To make matters worse, on this particular day the King was so mad that he told his servants to heat the furnace seven times hotter than normal. Here’s something that’s true of life: many times, before our situation gets better, things are going to get worse. Before things cool off, it might just get seven times hotter. But there’s hope. (Tweet this)
So the furnace is heated and the King has the men thrown in. It was so hot that Daniel 3:22 says the guards who threw the men into the furnace died from the heat and the flames. Three men go into the fire.
But then a moment later, the King lost his freaking mind when he looked into the furnace and saw four men. And they weren’t four charred corpses. They were alive and walking around. So he asked, “I’m not crazy, right? We did throw three men into the fire didn’t we?” “Yes,” they answered. Three men. And now there were four. The fourth man in the furnace was Jesus.
The hope for us to hang onto in life’s hottest moments is this: we often don’t see Jesus until we’re already in the fire. That’s when He reveals himself to us. That’s when He does His best work. When we are at our weakest, at the end of our rope, with nowhere else to go, Jesus shows up and makes things happen.
The reason for that is simple: at the point the three men found themselves in the fire, their lives were basically over. They weren’t going to save themselves. They were powerless. So a few verses later, when we read that they came out of the fire and not a hair on their heads was even singed, we can only reason that they were saved by God. Without Him, they were dead.
That’s how He works in our lives. Sometimes Jesus waits until the only possible explanation for our rescue is that He showed up. (Tweet this) We can’t take credit, no one else can either…only Jesus.
So here’s the moral of this story: more often than not, when we don’t see an immediate answer from God, it’s not that we’re not praying enough, or hard enough, or long enough. It’s that our prayers need to shift. We need to stop praying, “God, save me from the fire,” and start praying, “Jesus, reveal yourself to me. Let me see you.” (Tweet this)
In the moments when the fire is hottest and the hope is distant, simply ask God to show Himself to you and let you know He’s still working, that He hasn’t left or abandoned you, and that He isn’t done with you yet. The moments where we find ourselves beyond hope are the moments where God can refine us and teach us to use our stories for His glory.
I’m sure that I haven’t asked my last question or wrestled with my last frustration. It’s part of learning to walk in faith, which is something we don’t stop learning to do until we wake up one day and see Jesus face-to-face. It’s a life-long process. But in the meantime, I’m just praying to see Jesus more clearly, and to learn to trust Him more fully, even in the midst of the fire.
Thanks you so much for your post. I’m going through a fire right now with terrible depression and anxiety. Your post has given much to think about and hope.

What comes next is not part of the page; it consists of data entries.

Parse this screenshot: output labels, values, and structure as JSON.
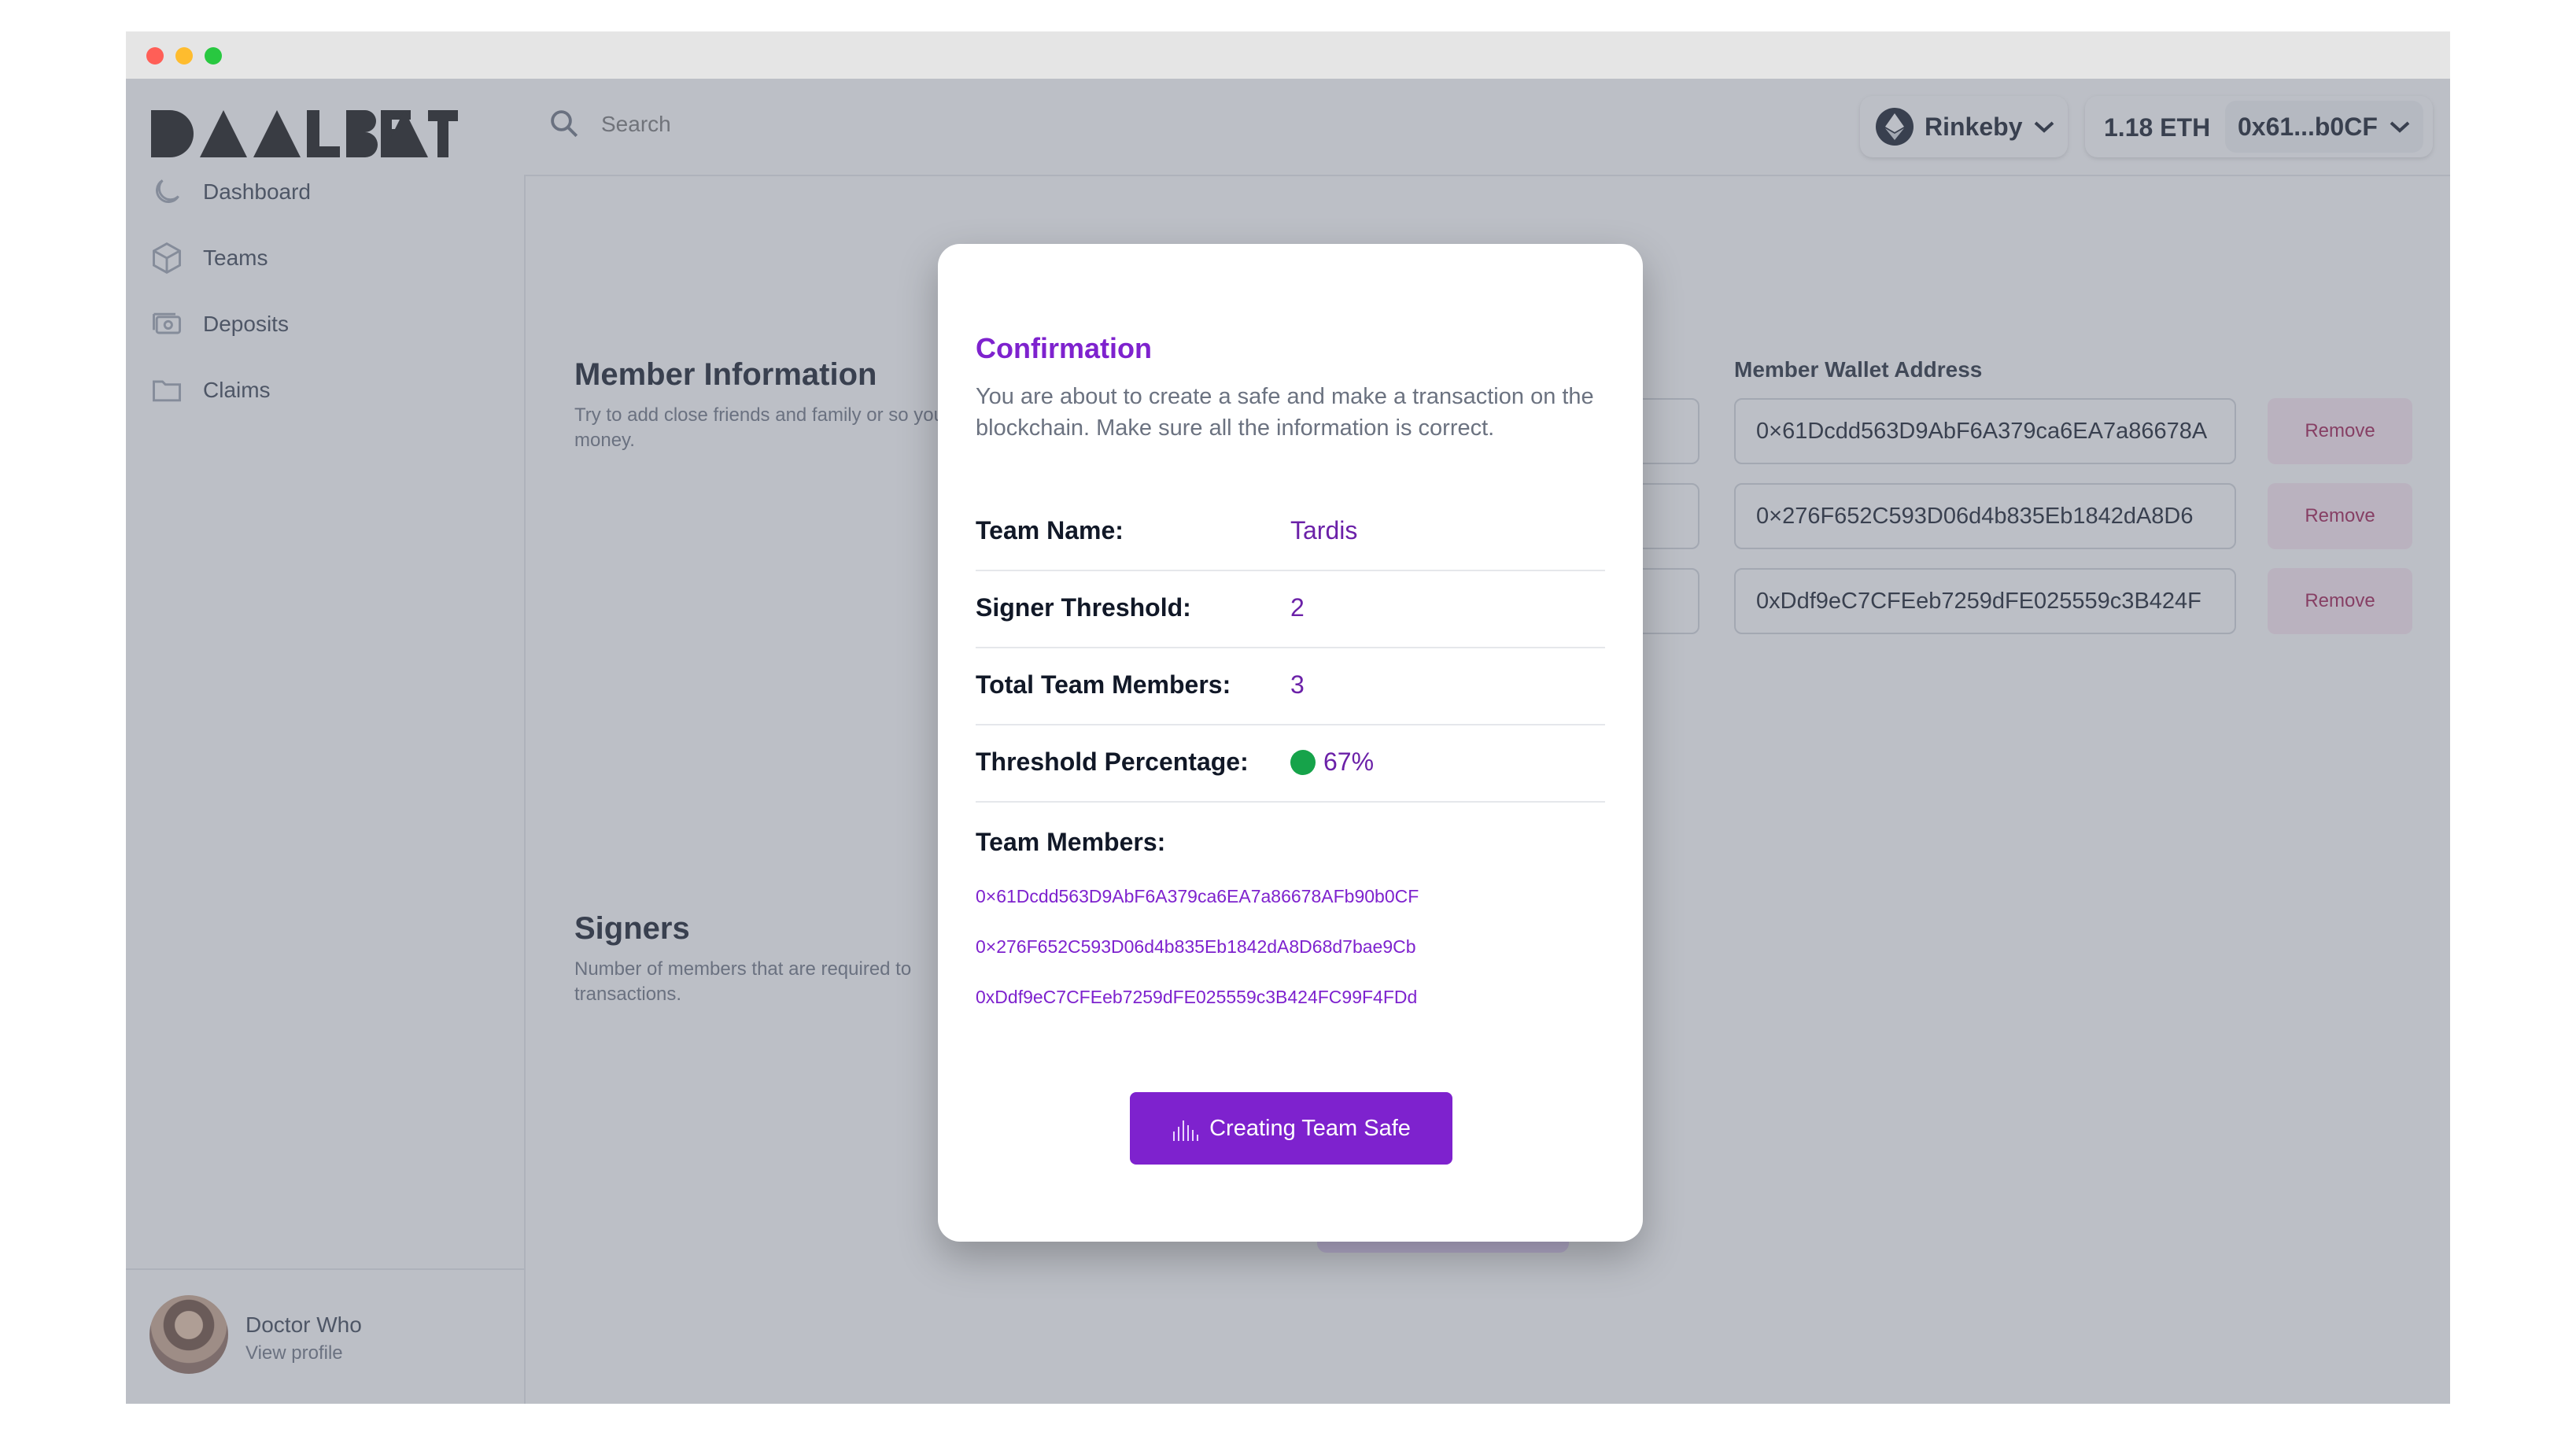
{
  "window": {
    "traffic_lights": [
      "close",
      "minimize",
      "zoom"
    ]
  },
  "brand": {
    "logo_text": "DAALBEAT"
  },
  "sidebar": {
    "items": [
      {
        "label": "Dashboard",
        "icon": "moon-icon"
      },
      {
        "label": "Teams",
        "icon": "cube-icon"
      },
      {
        "label": "Deposits",
        "icon": "cash-icon"
      },
      {
        "label": "Claims",
        "icon": "folder-icon"
      }
    ]
  },
  "profile": {
    "name": "Doctor Who",
    "link": "View profile"
  },
  "header": {
    "search_placeholder": "Search",
    "network": "Rinkeby",
    "balance": "1.18 ETH",
    "address": "0x61...b0CF"
  },
  "background": {
    "member_info_title": "Member Information",
    "member_info_desc": "Try to add close friends and family or so your money.",
    "wallet_column_label": "Member Wallet Address",
    "wallets": [
      "0×61Dcdd563D9AbF6A379ca6EA7a86678A",
      "0×276F652C593D06d4b835Eb1842dA8D6",
      "0xDdf9eC7CFEeb7259dFE025559c3B424F"
    ],
    "remove_label": "Remove",
    "signers_title": "Signers",
    "signers_desc": "Number of members that are required to transactions."
  },
  "modal": {
    "title": "Confirmation",
    "description": "You are about to create a safe and make a transaction on the blockchain. Make sure all the information is correct.",
    "rows": [
      {
        "label": "Team Name:",
        "value": "Tardis"
      },
      {
        "label": "Signer Threshold:",
        "value": "2"
      },
      {
        "label": "Total Team Members:",
        "value": "3"
      },
      {
        "label": "Threshold Percentage:",
        "value": "67%"
      }
    ],
    "members_label": "Team Members:",
    "members": [
      "0×61Dcdd563D9AbF6A379ca6EA7a86678AFb90b0CF",
      "0×276F652C593D06d4b835Eb1842dA8D68d7bae9Cb",
      "0xDdf9eC7CFEeb7259dFE025559c3B424FC99F4FDd"
    ],
    "button_label": "Creating Team Safe"
  },
  "colors": {
    "accent": "#7e22ce",
    "status_ok": "#16a34a",
    "remove_bg": "#fce7f3"
  }
}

I struggle with God not answering my prayer to help me with these issues. They overwhelm me. I believe God has a plan and purpose for this but emotions are so hard to deal with. I do thank you for writing this.
I’m glad this meant something to you…I am praying for you!